The BJP was criticised for reportedly arranging 72,000 LED TVs in various parts of the state for the June 7 rally to be streamed live through them for the segments of the population who could not access it through their phones, laptops, etc. Criticism notwithstanding, given the dangers posed by congregations amid pandemics like Covid-19, online rallies alongside social media activism through platforms like YouTube, Facebook, and Twitter could become an essential instrument of political communication if not a norm. One could question the different levels of access of various political players to such technologies, but doesn’t it hold true also for other means of political campaigning like holding mass rallies, party conventions and media campaigns?
Perhaps, the real question about the use of modern technologies in politics is not their cost but their freedom. On one hand, the information and communication technology platforms need to remain free from the autocratic tendencies of certain personalities, institutions, or governments amid their increasing use in political discourse. On the other, they also need to be free from what could be called algorithmic bias that compartmentalises thought processes by showing what one wants to see and perpetuating polar divides and stereotypes.
While South Korea was able to hold parliamentary elections at the height of the Covid-19 pandemic in mid-April, representative democracy in states like India and Pakistan faces the problem of institutional capacity. While certain African countries have decided to postpone elections owing to the onset of the pandemic, the Election Commission of India (ECI) doesn’t seem to be going that route for the massive State Assembly election involving around 72 million voters, more than the total population of South Korea. It is still mulling whether to hold elections in the conventional way by merely increasing the numbers of polling booths and polling stations or to go for e-voting. Both options pose their own sets of challenges: increasing the number of polling booths would require a substantial increase in the number of election staff; and introducing e-voting would be a first for India raising transparency and legal challenges. Remarkably, the ECI has not indicated it is considering the easy way out of postponing the election.
While the Covid-19 pandemic has affected everyday lives of citizens as well as economies all around the world, it has also presented democracy with a fresh set of challenges. The answer in the case of democratic representation is the same as it is with the other aspects of life: it will have to learn to live with it by understanding it better to respond better. Some might argue that political representation might not be as important as economic activity. However, denial of political rights, including representation, could lead to consequences that could be even more detrimental to the spread of the virus like protest demonstrations.
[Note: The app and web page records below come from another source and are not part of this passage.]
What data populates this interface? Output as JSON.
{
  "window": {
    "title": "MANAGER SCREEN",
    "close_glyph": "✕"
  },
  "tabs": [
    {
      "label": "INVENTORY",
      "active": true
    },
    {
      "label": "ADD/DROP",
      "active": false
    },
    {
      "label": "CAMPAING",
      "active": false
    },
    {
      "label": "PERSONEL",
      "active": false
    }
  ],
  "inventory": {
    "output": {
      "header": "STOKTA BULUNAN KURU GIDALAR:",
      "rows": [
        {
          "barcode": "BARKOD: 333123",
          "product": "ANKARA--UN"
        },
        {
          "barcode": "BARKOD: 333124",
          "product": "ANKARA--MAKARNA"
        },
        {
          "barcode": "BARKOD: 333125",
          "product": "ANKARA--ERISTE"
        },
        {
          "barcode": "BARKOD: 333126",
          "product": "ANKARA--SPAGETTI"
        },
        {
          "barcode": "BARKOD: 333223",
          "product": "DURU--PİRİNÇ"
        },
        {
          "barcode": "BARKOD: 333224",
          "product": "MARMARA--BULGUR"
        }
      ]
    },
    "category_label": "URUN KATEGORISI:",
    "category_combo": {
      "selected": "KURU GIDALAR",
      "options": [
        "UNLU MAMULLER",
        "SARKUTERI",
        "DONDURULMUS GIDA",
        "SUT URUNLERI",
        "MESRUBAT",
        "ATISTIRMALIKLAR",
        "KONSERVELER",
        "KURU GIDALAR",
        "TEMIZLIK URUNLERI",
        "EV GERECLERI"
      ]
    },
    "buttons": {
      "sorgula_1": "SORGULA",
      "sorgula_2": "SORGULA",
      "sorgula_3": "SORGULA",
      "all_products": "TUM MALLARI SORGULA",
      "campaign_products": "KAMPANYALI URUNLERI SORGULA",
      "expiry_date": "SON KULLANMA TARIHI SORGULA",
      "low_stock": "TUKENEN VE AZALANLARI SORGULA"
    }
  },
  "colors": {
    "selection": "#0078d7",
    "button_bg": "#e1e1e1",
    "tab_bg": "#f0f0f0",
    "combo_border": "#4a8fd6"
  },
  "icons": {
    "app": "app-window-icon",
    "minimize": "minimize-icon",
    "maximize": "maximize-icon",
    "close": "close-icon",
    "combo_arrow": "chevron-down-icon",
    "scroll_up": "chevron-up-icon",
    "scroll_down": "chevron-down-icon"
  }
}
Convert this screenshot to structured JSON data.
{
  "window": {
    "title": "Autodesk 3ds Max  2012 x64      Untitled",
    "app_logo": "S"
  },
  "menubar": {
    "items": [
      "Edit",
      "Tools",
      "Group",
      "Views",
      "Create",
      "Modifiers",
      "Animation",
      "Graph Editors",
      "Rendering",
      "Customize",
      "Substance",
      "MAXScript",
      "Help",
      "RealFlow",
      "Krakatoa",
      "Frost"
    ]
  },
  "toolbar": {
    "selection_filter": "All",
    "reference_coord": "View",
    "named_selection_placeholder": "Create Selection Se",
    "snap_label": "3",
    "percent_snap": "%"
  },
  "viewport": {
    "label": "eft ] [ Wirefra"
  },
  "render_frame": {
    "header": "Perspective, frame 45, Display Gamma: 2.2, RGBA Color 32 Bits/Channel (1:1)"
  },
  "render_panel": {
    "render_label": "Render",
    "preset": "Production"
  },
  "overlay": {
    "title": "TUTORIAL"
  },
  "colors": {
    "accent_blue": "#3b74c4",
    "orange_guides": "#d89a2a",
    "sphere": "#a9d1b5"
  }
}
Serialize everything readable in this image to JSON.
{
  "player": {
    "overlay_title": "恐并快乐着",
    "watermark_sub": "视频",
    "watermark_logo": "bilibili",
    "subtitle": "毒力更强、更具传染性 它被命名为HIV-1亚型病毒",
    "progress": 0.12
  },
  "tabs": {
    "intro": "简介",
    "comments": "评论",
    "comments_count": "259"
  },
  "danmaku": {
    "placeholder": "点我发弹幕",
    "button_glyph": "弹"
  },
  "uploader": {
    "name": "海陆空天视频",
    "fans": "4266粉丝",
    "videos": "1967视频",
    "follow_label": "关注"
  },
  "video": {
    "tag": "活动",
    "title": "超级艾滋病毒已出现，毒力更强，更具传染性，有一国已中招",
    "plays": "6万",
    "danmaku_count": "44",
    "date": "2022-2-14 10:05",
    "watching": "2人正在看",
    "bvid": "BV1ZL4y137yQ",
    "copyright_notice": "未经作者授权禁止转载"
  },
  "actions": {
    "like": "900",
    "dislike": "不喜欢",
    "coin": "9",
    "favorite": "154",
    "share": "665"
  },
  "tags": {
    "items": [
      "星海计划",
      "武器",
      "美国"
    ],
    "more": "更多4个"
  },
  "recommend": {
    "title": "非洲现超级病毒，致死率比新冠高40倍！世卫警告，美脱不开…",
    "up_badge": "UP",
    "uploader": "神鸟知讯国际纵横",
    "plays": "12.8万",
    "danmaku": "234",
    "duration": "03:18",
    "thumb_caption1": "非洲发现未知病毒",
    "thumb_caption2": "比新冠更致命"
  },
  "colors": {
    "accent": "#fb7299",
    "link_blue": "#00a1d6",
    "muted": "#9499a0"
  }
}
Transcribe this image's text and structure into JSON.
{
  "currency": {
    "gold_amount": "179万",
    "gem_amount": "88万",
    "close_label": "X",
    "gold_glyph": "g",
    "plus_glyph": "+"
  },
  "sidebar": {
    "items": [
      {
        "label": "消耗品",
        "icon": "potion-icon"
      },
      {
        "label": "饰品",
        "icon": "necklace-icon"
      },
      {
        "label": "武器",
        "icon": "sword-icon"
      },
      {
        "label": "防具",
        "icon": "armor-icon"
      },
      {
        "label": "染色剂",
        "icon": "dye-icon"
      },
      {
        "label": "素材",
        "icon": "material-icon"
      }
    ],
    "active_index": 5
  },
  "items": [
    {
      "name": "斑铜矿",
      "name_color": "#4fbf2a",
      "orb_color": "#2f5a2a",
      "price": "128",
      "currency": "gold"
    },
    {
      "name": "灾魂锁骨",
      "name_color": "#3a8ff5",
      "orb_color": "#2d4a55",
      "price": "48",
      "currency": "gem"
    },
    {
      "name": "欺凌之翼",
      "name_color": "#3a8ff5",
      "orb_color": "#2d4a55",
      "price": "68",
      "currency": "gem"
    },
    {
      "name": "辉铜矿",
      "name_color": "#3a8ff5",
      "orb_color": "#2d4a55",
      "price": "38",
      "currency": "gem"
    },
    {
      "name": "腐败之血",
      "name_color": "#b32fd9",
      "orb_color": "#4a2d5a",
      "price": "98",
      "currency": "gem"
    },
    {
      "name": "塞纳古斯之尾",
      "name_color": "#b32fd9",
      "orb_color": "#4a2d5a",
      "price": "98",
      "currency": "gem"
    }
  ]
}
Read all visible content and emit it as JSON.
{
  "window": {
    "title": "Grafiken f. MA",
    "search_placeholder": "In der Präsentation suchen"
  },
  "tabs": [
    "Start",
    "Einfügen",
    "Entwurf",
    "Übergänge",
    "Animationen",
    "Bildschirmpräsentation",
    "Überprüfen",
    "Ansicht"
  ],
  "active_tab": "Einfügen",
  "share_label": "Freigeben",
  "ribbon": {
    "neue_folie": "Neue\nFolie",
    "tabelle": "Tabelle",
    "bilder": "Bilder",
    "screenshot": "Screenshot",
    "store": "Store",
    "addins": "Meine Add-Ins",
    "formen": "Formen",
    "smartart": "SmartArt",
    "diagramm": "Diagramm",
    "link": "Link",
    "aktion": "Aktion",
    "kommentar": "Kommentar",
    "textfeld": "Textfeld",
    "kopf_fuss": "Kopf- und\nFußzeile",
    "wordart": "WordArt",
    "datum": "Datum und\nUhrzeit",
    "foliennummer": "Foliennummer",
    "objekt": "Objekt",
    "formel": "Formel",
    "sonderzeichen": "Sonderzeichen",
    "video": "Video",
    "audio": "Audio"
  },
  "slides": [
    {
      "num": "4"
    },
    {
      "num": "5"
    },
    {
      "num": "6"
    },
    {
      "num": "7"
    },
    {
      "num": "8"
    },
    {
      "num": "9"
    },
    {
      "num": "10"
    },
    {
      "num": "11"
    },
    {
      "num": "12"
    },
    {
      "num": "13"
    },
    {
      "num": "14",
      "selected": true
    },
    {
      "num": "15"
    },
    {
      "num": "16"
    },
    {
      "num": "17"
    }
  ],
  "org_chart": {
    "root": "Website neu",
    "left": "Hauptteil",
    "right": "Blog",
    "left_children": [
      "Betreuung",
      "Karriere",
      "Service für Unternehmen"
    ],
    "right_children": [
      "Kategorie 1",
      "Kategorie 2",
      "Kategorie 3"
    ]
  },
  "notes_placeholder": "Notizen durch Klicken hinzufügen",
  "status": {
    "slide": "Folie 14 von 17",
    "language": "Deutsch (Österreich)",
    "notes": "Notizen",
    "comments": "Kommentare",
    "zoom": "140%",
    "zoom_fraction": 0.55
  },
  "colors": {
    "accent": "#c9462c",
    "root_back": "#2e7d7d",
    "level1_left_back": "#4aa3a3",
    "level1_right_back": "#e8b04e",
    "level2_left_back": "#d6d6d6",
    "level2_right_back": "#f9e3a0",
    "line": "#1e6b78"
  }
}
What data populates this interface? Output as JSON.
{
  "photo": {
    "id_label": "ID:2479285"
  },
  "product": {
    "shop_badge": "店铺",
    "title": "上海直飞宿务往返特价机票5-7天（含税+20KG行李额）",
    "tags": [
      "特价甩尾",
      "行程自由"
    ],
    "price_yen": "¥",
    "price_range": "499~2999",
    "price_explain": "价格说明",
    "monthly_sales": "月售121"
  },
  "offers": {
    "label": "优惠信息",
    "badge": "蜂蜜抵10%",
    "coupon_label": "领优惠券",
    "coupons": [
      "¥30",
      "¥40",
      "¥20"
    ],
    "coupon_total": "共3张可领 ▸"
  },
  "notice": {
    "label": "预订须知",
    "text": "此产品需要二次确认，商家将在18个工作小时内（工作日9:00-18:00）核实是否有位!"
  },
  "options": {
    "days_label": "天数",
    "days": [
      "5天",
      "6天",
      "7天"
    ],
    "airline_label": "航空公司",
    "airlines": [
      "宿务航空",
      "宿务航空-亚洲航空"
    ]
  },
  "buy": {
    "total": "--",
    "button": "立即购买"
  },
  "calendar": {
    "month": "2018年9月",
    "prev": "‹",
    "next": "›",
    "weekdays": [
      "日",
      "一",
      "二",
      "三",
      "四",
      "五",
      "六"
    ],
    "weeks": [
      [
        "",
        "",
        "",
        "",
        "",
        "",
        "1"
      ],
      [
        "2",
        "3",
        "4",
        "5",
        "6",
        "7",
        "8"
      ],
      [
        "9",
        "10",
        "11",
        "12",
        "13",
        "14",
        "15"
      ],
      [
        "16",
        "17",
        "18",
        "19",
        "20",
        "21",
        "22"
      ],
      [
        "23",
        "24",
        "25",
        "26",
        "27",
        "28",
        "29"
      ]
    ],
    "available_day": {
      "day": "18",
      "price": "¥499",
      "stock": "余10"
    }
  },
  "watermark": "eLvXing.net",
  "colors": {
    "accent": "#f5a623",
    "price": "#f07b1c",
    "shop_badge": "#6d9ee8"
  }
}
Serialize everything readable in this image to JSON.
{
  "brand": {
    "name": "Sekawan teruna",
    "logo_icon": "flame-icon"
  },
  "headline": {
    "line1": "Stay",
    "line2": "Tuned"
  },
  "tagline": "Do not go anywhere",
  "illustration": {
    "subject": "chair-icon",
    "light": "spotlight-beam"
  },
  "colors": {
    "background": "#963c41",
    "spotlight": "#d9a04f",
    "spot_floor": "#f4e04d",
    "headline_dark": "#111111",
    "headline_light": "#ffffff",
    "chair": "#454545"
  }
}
Politics in the time of corona is also important because it comes with the promise of determining governments’ responses to all problems including Covid-19 itself.
The writer is a research analyst at the Institute of Regional Studies in Islamabad